It seems as if blogging on a daily basis never works out for me. Perhaps that’s because each time I start, it’s because I’m trying to motivate myself to work harder. But it’s also possible that I feel like I’m not working hard enough because I can’t due to circumstances.

In this case, it’s my vision. For months, I’ve had problems seeing clearly. Using my eyes for any extended period of time is difficult. That includes working on the computer, reading, and even watching television, although that presents the least stress. Reading street signs while driving had become impossible. And I avoid driving at night because I can’t see clearly enough.

I thought it was time to get that cataract surgery my optometrist has been talking about for three years. When it came time for my regular appointment, she agreed with me and recommended an ophthalmologist. It took a month to get that appointment, so more time with bad vision.

When I saw the ophthalmologist, she wasn’t very encouraging. She told me my vision was worse than could be accounted for by the cataracts I have, but she couldn’t find anything wrong with my vision otherwise. No macular degeneration, no glaucoma, nothing. She couldn’t guarantee my vision would be better after cataract surgery.
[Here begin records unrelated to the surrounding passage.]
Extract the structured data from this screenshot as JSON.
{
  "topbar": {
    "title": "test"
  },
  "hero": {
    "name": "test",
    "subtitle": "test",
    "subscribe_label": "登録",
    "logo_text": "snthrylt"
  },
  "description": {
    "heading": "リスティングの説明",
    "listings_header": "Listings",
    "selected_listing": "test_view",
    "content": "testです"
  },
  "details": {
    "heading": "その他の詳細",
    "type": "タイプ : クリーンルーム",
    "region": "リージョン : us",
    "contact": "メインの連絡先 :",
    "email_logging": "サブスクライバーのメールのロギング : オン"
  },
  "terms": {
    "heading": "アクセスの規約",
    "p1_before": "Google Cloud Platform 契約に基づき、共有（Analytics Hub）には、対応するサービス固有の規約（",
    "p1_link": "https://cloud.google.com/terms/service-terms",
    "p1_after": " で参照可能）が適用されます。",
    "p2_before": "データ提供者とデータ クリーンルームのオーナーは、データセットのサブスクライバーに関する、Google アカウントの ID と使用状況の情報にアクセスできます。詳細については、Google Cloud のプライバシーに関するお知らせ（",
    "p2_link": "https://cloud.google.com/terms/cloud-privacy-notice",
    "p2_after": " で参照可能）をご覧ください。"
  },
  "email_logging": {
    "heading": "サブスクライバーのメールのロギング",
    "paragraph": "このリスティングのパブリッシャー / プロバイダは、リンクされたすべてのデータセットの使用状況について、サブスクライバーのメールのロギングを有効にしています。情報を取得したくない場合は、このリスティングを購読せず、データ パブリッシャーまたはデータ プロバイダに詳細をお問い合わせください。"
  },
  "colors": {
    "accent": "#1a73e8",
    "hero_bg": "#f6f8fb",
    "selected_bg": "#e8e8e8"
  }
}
In fact, she couldn’t guarantee it wouldn’t be worse, although I had the feeling that was the usual doctor-being-cautious routine, because they can’t guarantee much of anything and don’t want to give you cause for a malpractice suit.

Needless to say, I wasn’t getting warm fuzzies from this situation, which she could tell, so she recommended I get a second opinion so I could feel more comfortable about my options. I asked her if she could recommend someone and she did. Another month’s wait for an appointment.

Meanwhile, the eye irritation I usually get this time of year from tree pollen and the dry, hot desert air got progressively worse. I added artificial tears to my daily routine.

The second ophthalmologist appointment happened this week. The good news is that this doctor was a lot more confident about the benefits of having cataract surgery and thought it would clear up my vision, although I’ll have to wear glasses at least part of the time afterwards. She had a plan, as opposed to an I-don’t-know-what's-going-on attitude. So I decided to schedule the surgery with her.

That will take place in two weeks. Between pre-op and post-op appointments and time for healing, followed by getting suitable glasses afterwards, I don’t see reading and writing getting any easier for a while. So I’m going to not put pressure on myself to accomplish a whole lot until August, which means there’s not much point in doing a daily progress blog.

As Gilda Radner used to say, it’s always something. See you in August.

Monday, June 19, 2017

Double Pink Murder is Now Live!

Wow, that was quick! It can take up to 72 hours from the time an author clicks "Publish" on Amazon until it's available for sale. Usually, it takes less than 24, but today it only took about an hour before I got the confirmation email.

Get your copy at https://www.amazon.com/dp/B072VQW52S/

I'll post what I've done so far today now, but I'll update this if I do anything later.

As expected, I spent a good deal of time researching material for the science fiction novel I have in my head. Fascinating stuff. I've always been intrigued by space and boldly going where no man has gone before, so I can spend hours and hours reading about habitable planets and red dwarf stars and such.

My cover designer, Susan Coils, is fantastic! When I sent her the specs for the paperback cover last week, she said she probably wouldn't get to it until "next week." Last night, the cover showed up in my mailbox. It looked perfect, so the print version of Double Pink Murder won't be too far behind the ebook version.

I also emailed a fellow mystery writer with what I keep in my series bible. Hmmm... that sounds like another blog post. If anyone's interested, let me know in the comments.

Post Days 3

Sunday, June 18, 2017

Sunday, a scheduled day off.

I'm starting to feel the itch to start a new novel. I can't go very many days without writing. It feels like a very long time since I wrote something new, even though it wasn't too long ago that I finished Double Pink Murder. Today I found myself daydreaming about what I will write next. I believe I'll break out the pen and notebook tomorrow morning and start brainstorming in earnest.

Posting Days: 2